(App and web page records)
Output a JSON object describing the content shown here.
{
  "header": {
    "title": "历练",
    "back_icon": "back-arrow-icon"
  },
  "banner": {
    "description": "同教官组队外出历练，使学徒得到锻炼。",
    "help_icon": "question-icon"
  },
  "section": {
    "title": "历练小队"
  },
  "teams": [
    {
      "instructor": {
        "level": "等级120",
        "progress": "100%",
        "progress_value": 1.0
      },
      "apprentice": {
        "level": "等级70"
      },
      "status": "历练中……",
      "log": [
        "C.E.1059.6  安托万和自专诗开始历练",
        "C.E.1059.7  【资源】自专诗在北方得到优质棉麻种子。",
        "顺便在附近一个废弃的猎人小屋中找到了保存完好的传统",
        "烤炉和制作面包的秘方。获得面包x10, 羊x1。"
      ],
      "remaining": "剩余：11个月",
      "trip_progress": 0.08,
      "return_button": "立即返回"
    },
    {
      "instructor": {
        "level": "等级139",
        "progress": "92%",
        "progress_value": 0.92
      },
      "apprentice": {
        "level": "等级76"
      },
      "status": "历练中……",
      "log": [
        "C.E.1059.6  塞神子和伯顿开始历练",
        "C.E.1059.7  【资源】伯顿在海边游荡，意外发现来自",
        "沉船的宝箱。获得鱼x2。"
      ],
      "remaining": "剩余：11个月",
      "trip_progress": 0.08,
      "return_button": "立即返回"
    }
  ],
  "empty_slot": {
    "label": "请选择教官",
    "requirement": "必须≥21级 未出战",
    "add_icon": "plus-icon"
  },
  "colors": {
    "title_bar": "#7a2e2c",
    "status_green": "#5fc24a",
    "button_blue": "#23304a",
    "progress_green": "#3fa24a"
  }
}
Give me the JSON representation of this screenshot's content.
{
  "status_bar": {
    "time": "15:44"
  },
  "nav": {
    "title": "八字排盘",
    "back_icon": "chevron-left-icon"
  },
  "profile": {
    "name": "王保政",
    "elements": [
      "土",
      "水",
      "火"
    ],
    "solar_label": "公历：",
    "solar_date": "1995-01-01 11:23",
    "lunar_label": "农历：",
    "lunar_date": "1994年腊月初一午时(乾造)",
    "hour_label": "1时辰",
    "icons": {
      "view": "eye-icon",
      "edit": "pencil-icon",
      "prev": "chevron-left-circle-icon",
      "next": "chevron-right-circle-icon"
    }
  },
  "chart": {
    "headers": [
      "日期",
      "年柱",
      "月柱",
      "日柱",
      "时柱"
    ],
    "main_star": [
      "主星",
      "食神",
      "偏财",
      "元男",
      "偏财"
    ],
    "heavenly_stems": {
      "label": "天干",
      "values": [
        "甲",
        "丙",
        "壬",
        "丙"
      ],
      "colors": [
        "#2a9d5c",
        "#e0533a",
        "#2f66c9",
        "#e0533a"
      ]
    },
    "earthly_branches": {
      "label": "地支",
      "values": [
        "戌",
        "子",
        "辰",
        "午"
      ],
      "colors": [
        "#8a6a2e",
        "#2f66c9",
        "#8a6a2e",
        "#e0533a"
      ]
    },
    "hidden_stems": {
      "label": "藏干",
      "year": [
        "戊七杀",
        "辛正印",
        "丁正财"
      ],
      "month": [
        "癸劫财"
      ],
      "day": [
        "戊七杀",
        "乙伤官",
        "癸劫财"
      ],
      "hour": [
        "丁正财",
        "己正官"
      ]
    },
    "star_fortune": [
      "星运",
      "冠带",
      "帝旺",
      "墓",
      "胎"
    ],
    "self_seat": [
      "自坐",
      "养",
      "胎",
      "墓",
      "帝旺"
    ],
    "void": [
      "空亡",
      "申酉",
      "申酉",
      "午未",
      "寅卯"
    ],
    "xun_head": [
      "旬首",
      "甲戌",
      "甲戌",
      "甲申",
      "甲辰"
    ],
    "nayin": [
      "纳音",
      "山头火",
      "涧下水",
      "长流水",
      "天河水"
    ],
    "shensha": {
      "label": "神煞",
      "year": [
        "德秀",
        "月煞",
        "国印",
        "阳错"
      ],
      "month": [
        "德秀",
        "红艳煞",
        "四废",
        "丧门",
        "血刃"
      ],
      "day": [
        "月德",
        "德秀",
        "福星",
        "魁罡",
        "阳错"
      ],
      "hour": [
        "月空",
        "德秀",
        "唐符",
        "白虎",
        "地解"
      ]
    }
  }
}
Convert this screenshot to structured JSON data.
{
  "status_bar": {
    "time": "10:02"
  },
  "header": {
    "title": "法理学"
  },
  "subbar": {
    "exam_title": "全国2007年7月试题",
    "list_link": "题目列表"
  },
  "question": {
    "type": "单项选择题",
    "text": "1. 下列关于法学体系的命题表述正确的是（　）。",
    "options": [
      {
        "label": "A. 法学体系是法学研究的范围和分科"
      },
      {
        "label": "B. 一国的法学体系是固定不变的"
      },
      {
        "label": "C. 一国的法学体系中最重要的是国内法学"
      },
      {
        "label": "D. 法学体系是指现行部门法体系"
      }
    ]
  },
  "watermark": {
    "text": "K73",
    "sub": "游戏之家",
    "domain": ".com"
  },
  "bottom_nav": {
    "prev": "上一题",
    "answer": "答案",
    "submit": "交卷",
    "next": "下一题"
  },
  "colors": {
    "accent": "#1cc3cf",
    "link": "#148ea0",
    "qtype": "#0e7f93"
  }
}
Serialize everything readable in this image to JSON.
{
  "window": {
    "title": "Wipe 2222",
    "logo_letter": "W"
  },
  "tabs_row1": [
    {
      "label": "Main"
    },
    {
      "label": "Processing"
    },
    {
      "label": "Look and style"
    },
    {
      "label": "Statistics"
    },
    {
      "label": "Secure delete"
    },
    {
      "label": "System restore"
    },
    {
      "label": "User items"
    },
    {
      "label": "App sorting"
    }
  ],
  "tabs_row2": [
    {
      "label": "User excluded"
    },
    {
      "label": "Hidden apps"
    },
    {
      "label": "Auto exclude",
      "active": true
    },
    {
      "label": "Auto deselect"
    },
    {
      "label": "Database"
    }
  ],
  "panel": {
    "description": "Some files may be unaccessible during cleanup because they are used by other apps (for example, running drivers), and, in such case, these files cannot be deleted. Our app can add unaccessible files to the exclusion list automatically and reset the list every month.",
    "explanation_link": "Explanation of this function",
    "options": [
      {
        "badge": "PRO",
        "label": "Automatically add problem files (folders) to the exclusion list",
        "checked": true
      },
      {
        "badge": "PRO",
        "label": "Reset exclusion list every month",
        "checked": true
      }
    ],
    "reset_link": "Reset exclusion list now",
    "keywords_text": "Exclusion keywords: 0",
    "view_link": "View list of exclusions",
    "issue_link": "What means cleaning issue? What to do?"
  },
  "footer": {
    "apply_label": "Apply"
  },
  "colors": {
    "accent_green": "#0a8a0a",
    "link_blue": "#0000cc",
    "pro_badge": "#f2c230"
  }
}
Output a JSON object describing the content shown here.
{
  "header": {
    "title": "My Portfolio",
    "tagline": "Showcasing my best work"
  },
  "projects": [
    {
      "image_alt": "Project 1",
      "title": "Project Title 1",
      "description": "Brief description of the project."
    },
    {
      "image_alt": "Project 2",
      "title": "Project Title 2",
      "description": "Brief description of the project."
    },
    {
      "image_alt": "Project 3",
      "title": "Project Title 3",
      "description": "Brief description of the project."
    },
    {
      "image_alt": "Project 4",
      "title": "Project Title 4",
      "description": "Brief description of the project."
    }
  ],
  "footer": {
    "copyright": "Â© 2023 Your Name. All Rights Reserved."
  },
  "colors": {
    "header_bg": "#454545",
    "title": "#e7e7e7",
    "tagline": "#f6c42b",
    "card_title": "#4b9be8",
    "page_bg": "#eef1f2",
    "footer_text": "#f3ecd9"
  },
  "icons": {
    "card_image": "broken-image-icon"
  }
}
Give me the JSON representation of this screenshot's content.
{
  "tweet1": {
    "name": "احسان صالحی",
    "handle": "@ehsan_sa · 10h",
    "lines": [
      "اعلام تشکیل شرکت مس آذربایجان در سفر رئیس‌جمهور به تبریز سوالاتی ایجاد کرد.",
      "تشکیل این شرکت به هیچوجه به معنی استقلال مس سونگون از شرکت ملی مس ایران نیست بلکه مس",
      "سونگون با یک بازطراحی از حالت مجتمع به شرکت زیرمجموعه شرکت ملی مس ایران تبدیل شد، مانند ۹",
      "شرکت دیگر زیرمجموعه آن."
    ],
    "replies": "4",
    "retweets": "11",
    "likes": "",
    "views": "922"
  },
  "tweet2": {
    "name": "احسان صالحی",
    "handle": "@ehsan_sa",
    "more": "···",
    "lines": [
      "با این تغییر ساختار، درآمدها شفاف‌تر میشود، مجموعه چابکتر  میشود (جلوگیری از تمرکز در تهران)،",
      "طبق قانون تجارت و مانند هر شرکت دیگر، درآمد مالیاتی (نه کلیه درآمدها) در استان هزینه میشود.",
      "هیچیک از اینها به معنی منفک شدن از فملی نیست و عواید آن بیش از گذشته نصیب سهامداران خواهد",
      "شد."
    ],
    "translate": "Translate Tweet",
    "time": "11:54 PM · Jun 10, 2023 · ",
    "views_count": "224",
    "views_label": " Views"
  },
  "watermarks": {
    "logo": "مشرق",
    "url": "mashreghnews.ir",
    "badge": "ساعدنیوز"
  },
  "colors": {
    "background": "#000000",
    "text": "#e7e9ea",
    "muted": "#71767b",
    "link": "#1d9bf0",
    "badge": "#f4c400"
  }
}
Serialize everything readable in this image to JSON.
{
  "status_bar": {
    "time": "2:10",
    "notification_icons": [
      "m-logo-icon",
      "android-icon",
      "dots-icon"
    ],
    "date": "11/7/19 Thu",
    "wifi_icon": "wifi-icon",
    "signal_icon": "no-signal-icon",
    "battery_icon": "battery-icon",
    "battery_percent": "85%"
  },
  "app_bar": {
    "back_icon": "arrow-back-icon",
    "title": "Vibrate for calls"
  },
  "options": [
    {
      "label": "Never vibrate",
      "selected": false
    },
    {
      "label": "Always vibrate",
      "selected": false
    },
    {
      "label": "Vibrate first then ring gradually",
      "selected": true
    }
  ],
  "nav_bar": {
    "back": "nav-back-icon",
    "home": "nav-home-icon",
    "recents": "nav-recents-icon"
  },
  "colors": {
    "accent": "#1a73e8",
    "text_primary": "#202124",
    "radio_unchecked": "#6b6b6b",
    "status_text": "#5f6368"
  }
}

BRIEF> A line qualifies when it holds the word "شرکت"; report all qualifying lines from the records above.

THE ANSWER>
      "اعلام تشکیل شرکت مس آذربایجان در سفر رئیس‌جمهور به تبریز سوالاتی ایجاد کرد.",
      "تشکیل این شرکت به هیچوجه به معنی استقلال مس سونگون از شرکت ملی مس ایران نیست بلکه مس",
      "سونگون با یک بازطراحی از حالت مجتمع به شرکت زیرمجموعه شرکت ملی مس ایران تبدیل شد، مانند ۹",
      "شرکت دیگر زیرمجموعه آن."
      "طبق قانون تجارت و مانند هر شرکت دیگر، درآمد مالیاتی (نه کلیه درآمدها) در استان هزینه میشود.",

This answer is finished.